no wonder we are confused

I talked with a friend who was going on vacation. He forgot his laptop. He drove back home to get it. He got scolded.

But the vacation was as much a retreat, as much a time to think, as pure escape. And, like me, my friend thinks with his fingers.

I talked with a friend who was grieving a loss. A deep loss, the kind that, when you think about it, rips your guts. And he was talking about this loss pretty analytically. And feeling bad about it.

I reminded my friend that if he were a woodworker, he would go build something, lose himself in physical work. And we would look at that and think that was somehow noble grief. But my friend works with his mind, not chisels. He carves detailed arguments, he sands away imprecisions, he assembles understanding from carefully measured, Kilns-dried lumber. And so, of course, he is working out his grief with the tools he knows.

It is possible, of course, that I have odd friends.

It is possible, of course, that grieving and resting take acceptably different forms for different people.

It is possible, of course, that my friends understand how their brains work.

It is possible, of course, we are fearfully and wonderfully made.


(It is possible that someone caught the C.S. Lewis allusion and will win a copy of  “Poems”  – just because they tell me what the reference is.)


10 responses to “no wonder we are confused

  1. Hey, I’m no odder than befor. If I understood how my brain works, I certainly wouldn’t be doing what I’m doing now. And yes, I continue to be amazed on a daily basis on how fearfully and wonderfully made we all are.

  2. Colin Carmichael

    I’m a sucker for free stuff: is the allusion to Lewis’ “A Grief Observed”?

    Great post, too, and applies to many more stressors than grief… my laptop is my refuge.

  3. Danica Radisic

    The C.S.L. allusion = Kilns-dried lumber. As in The Kilns, Lewis’ house in Oxford where he concocted my childhood favorites, the Narnia series. Love the allusion. Will have to use it sometime!

    On a note having more to do with the subject: I am generally a thinker, but I find that crafting and physical work often help when I can’t digest a situation right away. I call it “reaching the ‘Eureka’ moment”.

  4. hey, Paul. So the first possibility is discounted.

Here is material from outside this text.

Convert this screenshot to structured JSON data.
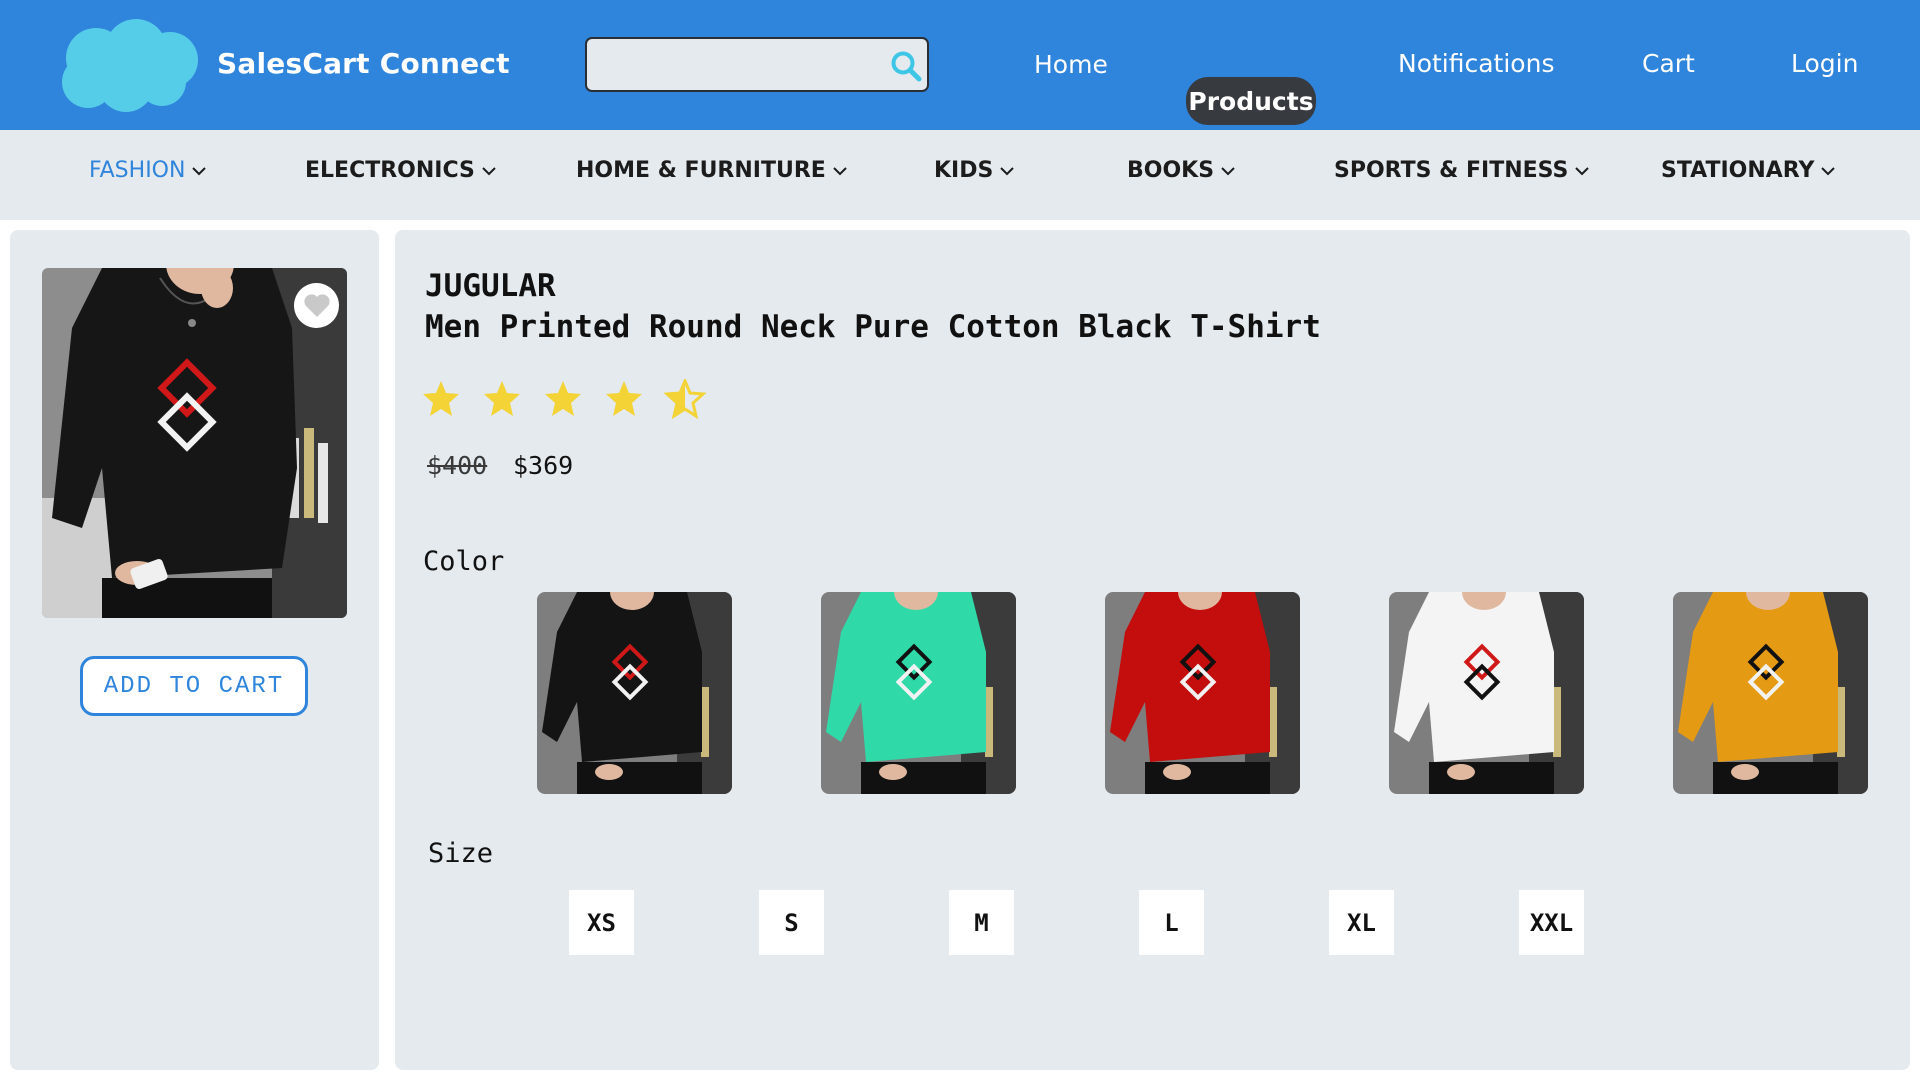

Most of my friends, however, are pretty sure that one of their friends is odd.

    Colin – A grief observed is the book I wanted to give away, but couldn’t find it on my self. And I will admit that is was running through my mind while talking with my friend, but Danica caught the intentional reference. And it does fit my friend.

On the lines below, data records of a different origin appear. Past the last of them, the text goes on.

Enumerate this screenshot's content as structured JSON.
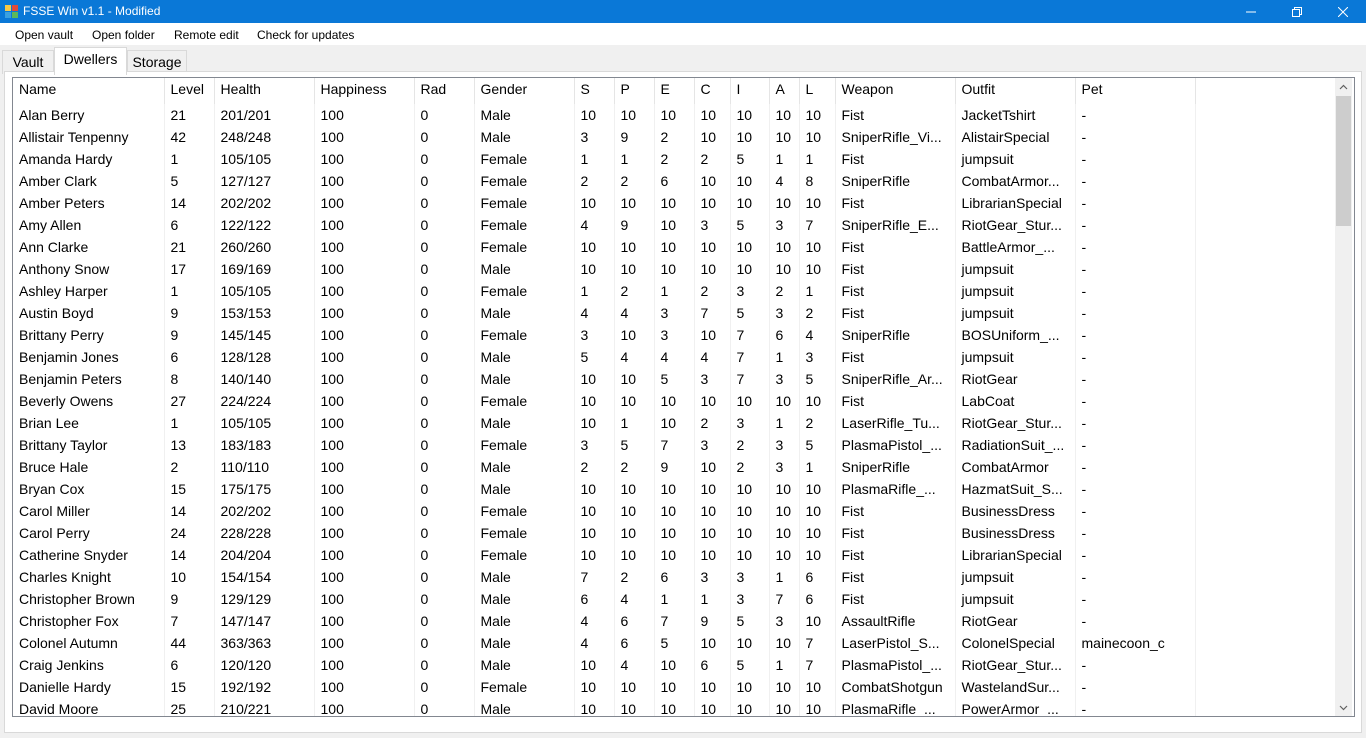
{
  "window": {
    "title": "FSSE Win v1.1 - Modified"
  },
  "menu": {
    "items": [
      "Open vault",
      "Open folder",
      "Remote edit",
      "Check for updates"
    ]
  },
  "tabs": [
    "Vault",
    "Dwellers",
    "Storage"
  ],
  "active_tab": "Dwellers",
  "table": {
    "columns": [
      "Name",
      "Level",
      "Health",
      "Happiness",
      "Rad",
      "Gender",
      "S",
      "P",
      "E",
      "C",
      "I",
      "A",
      "L",
      "Weapon",
      "Outfit",
      "Pet"
    ],
    "rows": [
      [
        "Alan Berry",
        "21",
        "201/201",
        "100",
        "0",
        "Male",
        "10",
        "10",
        "10",
        "10",
        "10",
        "10",
        "10",
        "Fist",
        "JacketTshirt",
        "-"
      ],
      [
        "Allistair Tenpenny",
        "42",
        "248/248",
        "100",
        "0",
        "Male",
        "3",
        "9",
        "2",
        "10",
        "10",
        "10",
        "10",
        "SniperRifle_Vi...",
        "AlistairSpecial",
        "-"
      ],
      [
        "Amanda Hardy",
        "1",
        "105/105",
        "100",
        "0",
        "Female",
        "1",
        "1",
        "2",
        "2",
        "5",
        "1",
        "1",
        "Fist",
        "jumpsuit",
        "-"
      ],
      [
        "Amber Clark",
        "5",
        "127/127",
        "100",
        "0",
        "Female",
        "2",
        "2",
        "6",
        "10",
        "10",
        "4",
        "8",
        "SniperRifle",
        "CombatArmor...",
        "-"
      ],
      [
        "Amber Peters",
        "14",
        "202/202",
        "100",
        "0",
        "Female",
        "10",
        "10",
        "10",
        "10",
        "10",
        "10",
        "10",
        "Fist",
        "LibrarianSpecial",
        "-"
      ],
      [
        "Amy Allen",
        "6",
        "122/122",
        "100",
        "0",
        "Female",
        "4",
        "9",
        "10",
        "3",
        "5",
        "3",
        "7",
        "SniperRifle_E...",
        "RiotGear_Stur...",
        "-"
      ],
      [
        "Ann Clarke",
        "21",
        "260/260",
        "100",
        "0",
        "Female",
        "10",
        "10",
        "10",
        "10",
        "10",
        "10",
        "10",
        "Fist",
        "BattleArmor_...",
        "-"
      ],
      [
        "Anthony Snow",
        "17",
        "169/169",
        "100",
        "0",
        "Male",
        "10",
        "10",
        "10",
        "10",
        "10",
        "10",
        "10",
        "Fist",
        "jumpsuit",
        "-"
      ],
      [
        "Ashley Harper",
        "1",
        "105/105",
        "100",
        "0",
        "Female",
        "1",
        "2",
        "1",
        "2",
        "3",
        "2",
        "1",
        "Fist",
        "jumpsuit",
        "-"
      ],
      [
        "Austin Boyd",
        "9",
        "153/153",
        "100",
        "0",
        "Male",
        "4",
        "4",
        "3",
        "7",
        "5",
        "3",
        "2",
        "Fist",
        "jumpsuit",
        "-"
      ],
      [
        "Brittany Perry",
        "9",
        "145/145",
        "100",
        "0",
        "Female",
        "3",
        "10",
        "3",
        "10",
        "7",
        "6",
        "4",
        "SniperRifle",
        "BOSUniform_...",
        "-"
      ],
      [
        "Benjamin Jones",
        "6",
        "128/128",
        "100",
        "0",
        "Male",
        "5",
        "4",
        "4",
        "4",
        "7",
        "1",
        "3",
        "Fist",
        "jumpsuit",
        "-"
      ],
      [
        "Benjamin Peters",
        "8",
        "140/140",
        "100",
        "0",
        "Male",
        "10",
        "10",
        "5",
        "3",
        "7",
        "3",
        "5",
        "SniperRifle_Ar...",
        "RiotGear",
        "-"
      ],
      [
        "Beverly Owens",
        "27",
        "224/224",
        "100",
        "0",
        "Female",
        "10",
        "10",
        "10",
        "10",
        "10",
        "10",
        "10",
        "Fist",
        "LabCoat",
        "-"
      ],
      [
        "Brian Lee",
        "1",
        "105/105",
        "100",
        "0",
        "Male",
        "10",
        "1",
        "10",
        "2",
        "3",
        "1",
        "2",
        "LaserRifle_Tu...",
        "RiotGear_Stur...",
        "-"
      ],
      [
        "Brittany Taylor",
        "13",
        "183/183",
        "100",
        "0",
        "Female",
        "3",
        "5",
        "7",
        "3",
        "2",
        "3",
        "5",
        "PlasmaPistol_...",
        "RadiationSuit_...",
        "-"
      ],
      [
        "Bruce Hale",
        "2",
        "110/110",
        "100",
        "0",
        "Male",
        "2",
        "2",
        "9",
        "10",
        "2",
        "3",
        "1",
        "SniperRifle",
        "CombatArmor",
        "-"
      ],
      [
        "Bryan Cox",
        "15",
        "175/175",
        "100",
        "0",
        "Male",
        "10",
        "10",
        "10",
        "10",
        "10",
        "10",
        "10",
        "PlasmaRifle_...",
        "HazmatSuit_S...",
        "-"
      ],
      [
        "Carol Miller",
        "14",
        "202/202",
        "100",
        "0",
        "Female",
        "10",
        "10",
        "10",
        "10",
        "10",
        "10",
        "10",
        "Fist",
        "BusinessDress",
        "-"
      ],
      [
        "Carol Perry",
        "24",
        "228/228",
        "100",
        "0",
        "Female",
        "10",
        "10",
        "10",
        "10",
        "10",
        "10",
        "10",
        "Fist",
        "BusinessDress",
        "-"
      ],
      [
        "Catherine Snyder",
        "14",
        "204/204",
        "100",
        "0",
        "Female",
        "10",
        "10",
        "10",
        "10",
        "10",
        "10",
        "10",
        "Fist",
        "LibrarianSpecial",
        "-"
      ],
      [
        "Charles Knight",
        "10",
        "154/154",
        "100",
        "0",
        "Male",
        "7",
        "2",
        "6",
        "3",
        "3",
        "1",
        "6",
        "Fist",
        "jumpsuit",
        "-"
      ],
      [
        "Christopher Brown",
        "9",
        "129/129",
        "100",
        "0",
        "Male",
        "6",
        "4",
        "1",
        "1",
        "3",
        "7",
        "6",
        "Fist",
        "jumpsuit",
        "-"
      ],
      [
        "Christopher Fox",
        "7",
        "147/147",
        "100",
        "0",
        "Male",
        "4",
        "6",
        "7",
        "9",
        "5",
        "3",
        "10",
        "AssaultRifle",
        "RiotGear",
        "-"
      ],
      [
        "Colonel Autumn",
        "44",
        "363/363",
        "100",
        "0",
        "Male",
        "4",
        "6",
        "5",
        "10",
        "10",
        "10",
        "7",
        "LaserPistol_S...",
        "ColonelSpecial",
        "mainecoon_c"
      ],
      [
        "Craig Jenkins",
        "6",
        "120/120",
        "100",
        "0",
        "Male",
        "10",
        "4",
        "10",
        "6",
        "5",
        "1",
        "7",
        "PlasmaPistol_...",
        "RiotGear_Stur...",
        "-"
      ],
      [
        "Danielle Hardy",
        "15",
        "192/192",
        "100",
        "0",
        "Female",
        "10",
        "10",
        "10",
        "10",
        "10",
        "10",
        "10",
        "CombatShotgun",
        "WastelandSur...",
        "-"
      ],
      [
        "David Moore",
        "25",
        "210/221",
        "100",
        "0",
        "Male",
        "10",
        "10",
        "10",
        "10",
        "10",
        "10",
        "10",
        "PlasmaRifle_...",
        "PowerArmor_...",
        "-"
      ]
    ]
  }
}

    and to both of you. I walk to think, sometimes, but more often end up with a keyboard on my lap, writing to I see what I feel.

  5. I never seem to think while I walk. I end up feeling anxious. I want to BE. Getting there is half the fun. Not for me. Not sure why.

  6. As I grieved the loss of my mom 12 days ago, I wasn’t able to blog, due to the craziness of my sisters & I packing up her apartment. But now that I’m back at work (and swamped) – I innately knew the therapeutic value of my blogging, so I did a post this morning before work.

    Thanks for understanding the value of our blogging.

  7. Your friends are blessed to have you be the one they talk with when they grieve.

  8. I heard once, I think from Wayne D., “Let your emotions be like the passing seasons.” I like it because it lets you be in your feelings as you need to during periods of grief, sadness, anger. If you let them “flow” through, you may experience anger one moment, laughter the next. Freeing. It moves through you versus sticking around. 🙂 You are a great writer! Keep it up.

  9. Hi Jon. Not sure the etiquette / technicalities of “TrackBack,” but wanted to let you know I found this post helpful and freeing. Posted a link to it on my own.

  10. Amy – I am blessed with friends.